If a line in the records below holds the word "screenshot", copy it.

Dataset rows describing interfaces
-- Opening Marker --
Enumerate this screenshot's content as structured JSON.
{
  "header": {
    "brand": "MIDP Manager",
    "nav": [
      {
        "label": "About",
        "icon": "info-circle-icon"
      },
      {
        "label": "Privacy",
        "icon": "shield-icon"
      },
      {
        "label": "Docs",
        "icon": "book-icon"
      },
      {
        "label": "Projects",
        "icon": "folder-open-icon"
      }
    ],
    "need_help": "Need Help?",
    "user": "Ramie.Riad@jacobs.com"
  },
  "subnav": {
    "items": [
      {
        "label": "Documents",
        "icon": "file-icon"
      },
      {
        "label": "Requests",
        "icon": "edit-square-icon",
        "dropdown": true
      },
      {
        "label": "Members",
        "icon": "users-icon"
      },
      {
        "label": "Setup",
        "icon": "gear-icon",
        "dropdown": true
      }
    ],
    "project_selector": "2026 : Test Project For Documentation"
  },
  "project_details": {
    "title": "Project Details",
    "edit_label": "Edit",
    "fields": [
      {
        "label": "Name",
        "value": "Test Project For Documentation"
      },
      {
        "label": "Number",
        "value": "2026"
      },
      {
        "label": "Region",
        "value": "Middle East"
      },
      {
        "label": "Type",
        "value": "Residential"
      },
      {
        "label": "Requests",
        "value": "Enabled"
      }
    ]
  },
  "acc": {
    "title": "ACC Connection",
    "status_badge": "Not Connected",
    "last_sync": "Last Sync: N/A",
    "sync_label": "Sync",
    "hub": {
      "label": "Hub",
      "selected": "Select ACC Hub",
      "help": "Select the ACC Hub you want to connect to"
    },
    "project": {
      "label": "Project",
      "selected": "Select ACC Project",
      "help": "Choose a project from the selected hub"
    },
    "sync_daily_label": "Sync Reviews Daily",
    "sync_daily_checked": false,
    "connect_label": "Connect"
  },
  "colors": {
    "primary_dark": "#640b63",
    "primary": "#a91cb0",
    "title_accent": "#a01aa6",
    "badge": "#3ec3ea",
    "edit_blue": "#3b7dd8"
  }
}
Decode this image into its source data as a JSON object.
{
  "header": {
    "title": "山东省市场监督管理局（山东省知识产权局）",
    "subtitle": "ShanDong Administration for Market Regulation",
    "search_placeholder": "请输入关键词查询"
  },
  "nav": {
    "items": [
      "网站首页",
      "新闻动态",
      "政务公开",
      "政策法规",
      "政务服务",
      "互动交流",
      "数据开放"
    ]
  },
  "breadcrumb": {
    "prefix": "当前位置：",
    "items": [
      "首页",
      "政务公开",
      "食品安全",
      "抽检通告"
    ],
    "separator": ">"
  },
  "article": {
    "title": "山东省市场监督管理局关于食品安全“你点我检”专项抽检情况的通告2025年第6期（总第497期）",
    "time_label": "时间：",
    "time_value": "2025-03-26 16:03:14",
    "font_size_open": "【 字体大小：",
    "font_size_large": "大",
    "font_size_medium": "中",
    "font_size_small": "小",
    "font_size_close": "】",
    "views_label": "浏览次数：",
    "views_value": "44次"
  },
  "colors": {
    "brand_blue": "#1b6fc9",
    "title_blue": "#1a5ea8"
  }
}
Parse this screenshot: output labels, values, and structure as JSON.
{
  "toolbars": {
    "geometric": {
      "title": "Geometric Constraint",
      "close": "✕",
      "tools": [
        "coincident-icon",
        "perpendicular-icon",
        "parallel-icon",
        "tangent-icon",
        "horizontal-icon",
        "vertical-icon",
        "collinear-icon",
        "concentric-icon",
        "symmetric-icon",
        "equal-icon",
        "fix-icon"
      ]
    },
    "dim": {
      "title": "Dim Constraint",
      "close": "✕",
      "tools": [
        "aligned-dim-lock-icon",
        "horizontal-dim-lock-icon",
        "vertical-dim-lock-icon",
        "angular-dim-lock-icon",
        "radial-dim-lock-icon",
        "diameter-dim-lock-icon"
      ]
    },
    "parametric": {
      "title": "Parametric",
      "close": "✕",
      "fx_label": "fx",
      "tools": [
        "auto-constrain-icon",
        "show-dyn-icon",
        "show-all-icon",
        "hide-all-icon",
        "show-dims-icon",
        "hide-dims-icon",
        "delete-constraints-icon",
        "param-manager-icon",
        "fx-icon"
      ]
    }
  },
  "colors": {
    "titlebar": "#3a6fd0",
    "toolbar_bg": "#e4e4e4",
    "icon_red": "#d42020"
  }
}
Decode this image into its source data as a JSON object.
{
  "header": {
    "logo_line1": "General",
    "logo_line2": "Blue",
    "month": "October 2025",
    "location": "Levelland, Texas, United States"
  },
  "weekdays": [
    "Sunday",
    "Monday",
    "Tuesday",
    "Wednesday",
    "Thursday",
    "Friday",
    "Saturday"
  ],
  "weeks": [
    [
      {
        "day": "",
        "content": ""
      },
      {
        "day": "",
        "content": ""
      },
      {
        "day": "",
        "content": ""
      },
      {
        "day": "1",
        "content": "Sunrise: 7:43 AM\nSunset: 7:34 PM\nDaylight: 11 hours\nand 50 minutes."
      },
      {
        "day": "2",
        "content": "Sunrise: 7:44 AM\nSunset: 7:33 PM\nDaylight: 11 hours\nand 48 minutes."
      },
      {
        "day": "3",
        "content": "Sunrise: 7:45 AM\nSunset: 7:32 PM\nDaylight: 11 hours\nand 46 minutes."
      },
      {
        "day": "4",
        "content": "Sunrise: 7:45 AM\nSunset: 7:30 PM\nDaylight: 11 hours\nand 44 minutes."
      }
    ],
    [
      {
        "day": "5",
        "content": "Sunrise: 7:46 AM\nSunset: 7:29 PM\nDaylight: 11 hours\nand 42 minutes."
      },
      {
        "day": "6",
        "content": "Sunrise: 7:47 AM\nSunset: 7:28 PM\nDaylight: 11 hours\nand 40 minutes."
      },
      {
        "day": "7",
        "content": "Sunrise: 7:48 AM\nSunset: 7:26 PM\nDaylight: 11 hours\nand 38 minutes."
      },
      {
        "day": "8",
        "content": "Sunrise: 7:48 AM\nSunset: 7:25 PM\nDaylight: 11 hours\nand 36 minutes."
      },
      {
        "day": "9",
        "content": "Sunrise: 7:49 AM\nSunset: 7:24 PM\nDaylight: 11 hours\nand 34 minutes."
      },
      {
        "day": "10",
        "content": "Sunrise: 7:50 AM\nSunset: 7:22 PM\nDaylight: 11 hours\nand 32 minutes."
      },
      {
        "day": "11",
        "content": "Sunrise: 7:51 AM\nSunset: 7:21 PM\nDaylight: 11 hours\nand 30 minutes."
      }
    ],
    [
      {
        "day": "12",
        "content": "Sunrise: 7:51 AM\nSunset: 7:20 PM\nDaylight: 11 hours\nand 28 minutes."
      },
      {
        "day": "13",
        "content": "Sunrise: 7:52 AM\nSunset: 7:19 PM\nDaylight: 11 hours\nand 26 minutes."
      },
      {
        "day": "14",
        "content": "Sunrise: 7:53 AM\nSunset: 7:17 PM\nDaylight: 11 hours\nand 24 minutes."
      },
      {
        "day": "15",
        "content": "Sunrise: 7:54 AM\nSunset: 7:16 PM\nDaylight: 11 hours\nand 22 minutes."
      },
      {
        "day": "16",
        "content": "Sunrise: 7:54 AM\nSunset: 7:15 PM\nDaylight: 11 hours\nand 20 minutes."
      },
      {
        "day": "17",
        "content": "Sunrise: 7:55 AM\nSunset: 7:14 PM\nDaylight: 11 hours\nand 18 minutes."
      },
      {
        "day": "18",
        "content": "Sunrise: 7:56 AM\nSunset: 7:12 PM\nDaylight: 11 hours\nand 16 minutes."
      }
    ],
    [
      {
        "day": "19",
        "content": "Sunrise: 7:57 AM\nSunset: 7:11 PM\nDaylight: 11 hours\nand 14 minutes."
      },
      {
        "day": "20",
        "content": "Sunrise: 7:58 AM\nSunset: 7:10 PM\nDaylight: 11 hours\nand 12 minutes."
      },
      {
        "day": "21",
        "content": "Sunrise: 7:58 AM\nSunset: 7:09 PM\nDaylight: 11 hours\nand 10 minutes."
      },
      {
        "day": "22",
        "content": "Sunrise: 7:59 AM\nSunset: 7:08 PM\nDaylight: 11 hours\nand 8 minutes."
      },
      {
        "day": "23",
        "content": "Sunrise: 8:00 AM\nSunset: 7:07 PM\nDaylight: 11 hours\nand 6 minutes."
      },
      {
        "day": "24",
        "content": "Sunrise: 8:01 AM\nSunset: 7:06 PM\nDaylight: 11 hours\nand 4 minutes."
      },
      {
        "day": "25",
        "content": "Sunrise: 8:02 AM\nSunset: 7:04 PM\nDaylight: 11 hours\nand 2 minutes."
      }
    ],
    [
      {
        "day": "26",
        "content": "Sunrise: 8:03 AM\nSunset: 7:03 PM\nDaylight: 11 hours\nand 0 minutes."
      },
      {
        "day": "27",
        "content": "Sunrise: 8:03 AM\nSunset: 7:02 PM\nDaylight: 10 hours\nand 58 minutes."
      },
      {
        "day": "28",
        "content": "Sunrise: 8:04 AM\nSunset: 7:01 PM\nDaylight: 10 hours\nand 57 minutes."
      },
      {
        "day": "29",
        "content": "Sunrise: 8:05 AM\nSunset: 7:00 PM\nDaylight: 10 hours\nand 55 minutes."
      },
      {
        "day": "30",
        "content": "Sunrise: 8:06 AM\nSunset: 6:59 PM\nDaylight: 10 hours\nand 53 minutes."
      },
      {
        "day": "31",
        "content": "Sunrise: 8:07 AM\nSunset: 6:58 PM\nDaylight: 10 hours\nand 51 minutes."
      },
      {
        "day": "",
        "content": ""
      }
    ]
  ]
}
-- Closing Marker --
## Output below
Enumerate this screenshot's content as structured JSON.
Parse this screenshot: output labels, values, and structure as JSON.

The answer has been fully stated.